Van Zant at Sherburn Friday, Saturday
Did you miss Sturgis?
Don’t worry, it’s coming to Sherburn.
Jimmie Van Zant, a 17-year headliner at the Black Hills Motor Classic, is performing 7 p.m. tonight and Saturday at the Bulls, Bikes & Babes event at the I-90 Expo Canter at 1010 70th Ave. in Sherburn. In addition to the concert, the event will include bull riding, cowboy poker, wild cow milking and poker run. Food and liquid refreshments will also be available.
In an interview with the Daily News Thursday, Van Zant talked about his family, values and music – all of which reflect down-home American values.
Shunting aside the label “Southern Rock”, Van Zant aims to bring in an ever-growing audience that includes across-the-spectrum music fans, or as he says, grandparents, parents and kids.
“My fans are my family’s fans,” Van Zant said.
And that’s quite a pedigree.
Van Zant’s cousins are Johnny, Donnie (.38 Special) and Ronnie (Lynyrd Skynyrd) Van Zant. It was Ronnie who mentored Jimmie’s early development as a guitarist.
Van Zant said his fans include those who grew up with Skynyrd in their 20s, many of whom are now parents and grandparents of his youngest fans.
“The fan base is extremely huge,” Van Zant said. “We’re bringing in little kids 7 and 8.”

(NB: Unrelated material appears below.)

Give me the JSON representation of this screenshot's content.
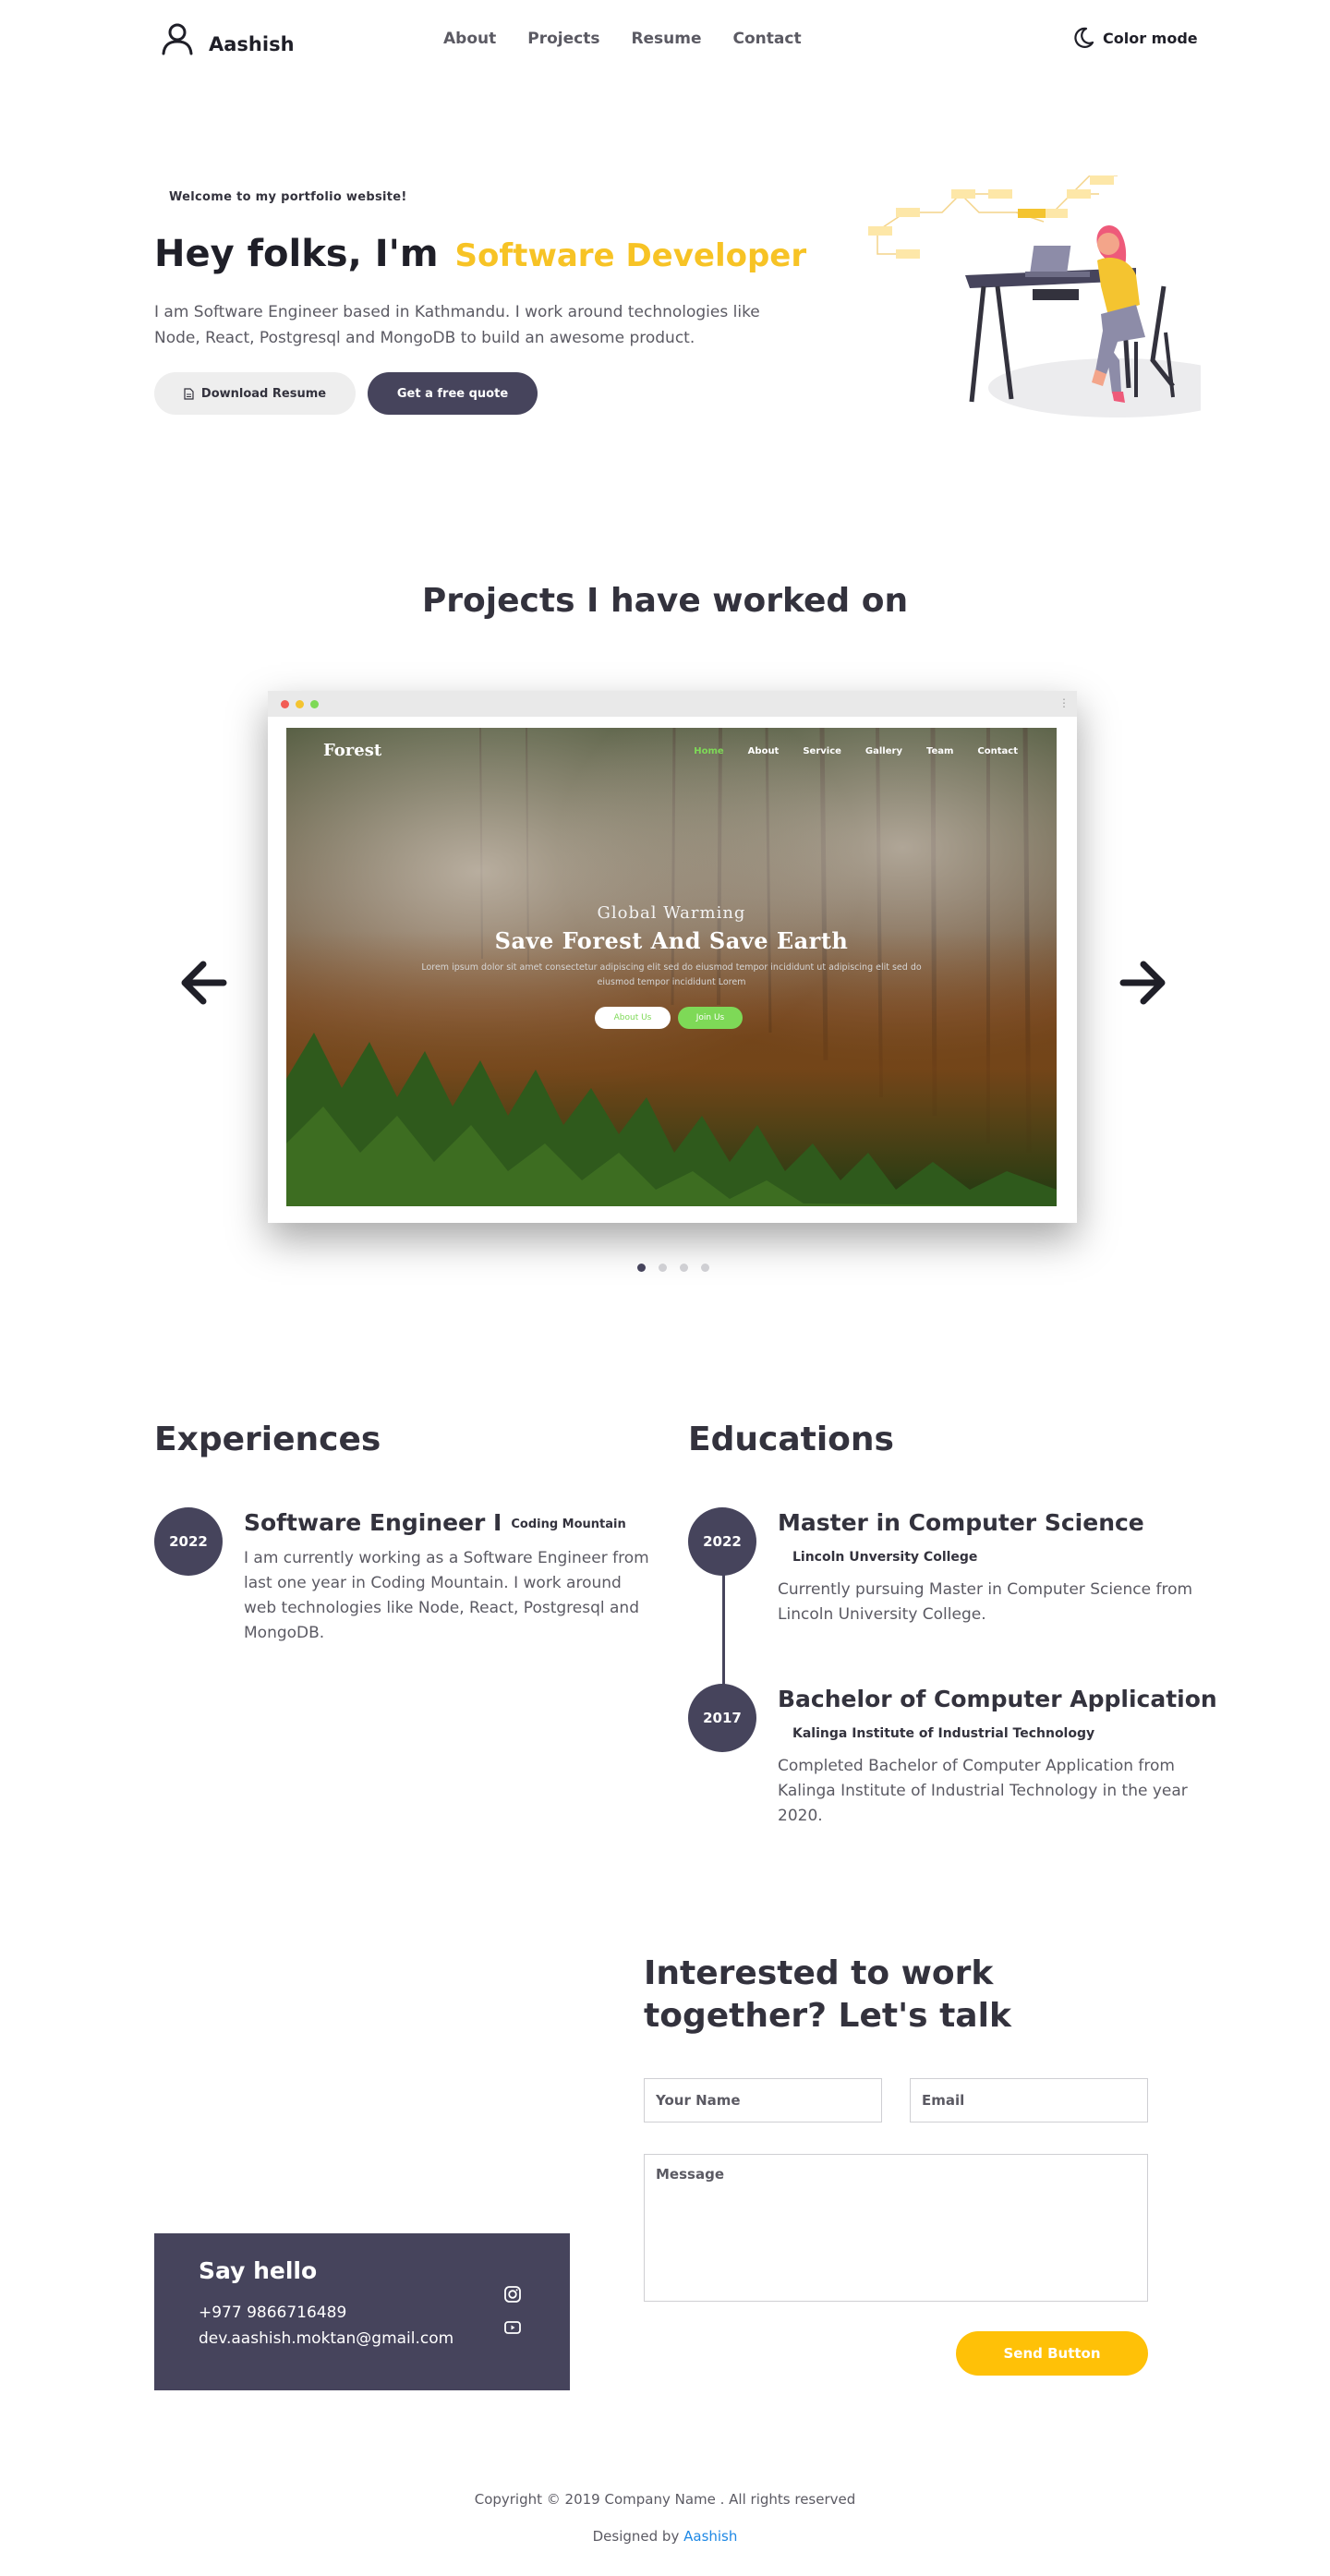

It’s bands like Van Zant’s that are resuscitating classic R&B and giving it a second life via a growing country fan base. Besides drawing in fans of classic Southern rock bands like the Allman Brothers and Pure Prairie League, that ever-growing fan base includes country, mainstream rock and other music fans that have turned away from hip hop and out-in-the-ozone experimental. Van Zant looks a lot like the late Waylon Jennings, and probably for a good reason. Like Jennings, he seems to be building on a growing crossover country base in which country has not only embraced but formed a marriage with classic rock.
As Van Zant describes it, his band plays country with flair, R&B and gospel.
“It’s down home music that people can identify and understand,” he said.
Like Johnny Cash, Van Zant’s father was a trucker, so he grew up listening to The Man in Black who said more than once that he was playing for the Common Man. And, like Cash, Van Zant is working on setting up some concerts in prisons.
While all of society is subject to the temptations of drugs and alcohol, it’s probably safe to say such things are an occupational hazard for those in the music industry. Van Zant acknowledges that reality, but at the same time says personal character is necessary to withstand those temptations and succeed professionally.
“It’s all around us. It’s never going away,” Van Zant said. “Every individual has to step up to the mirror and go on from there.”
Van Zant will perform classic numbers from the Van Zant family repertoire as well as selections from his new album, “My Name is Jimmie.”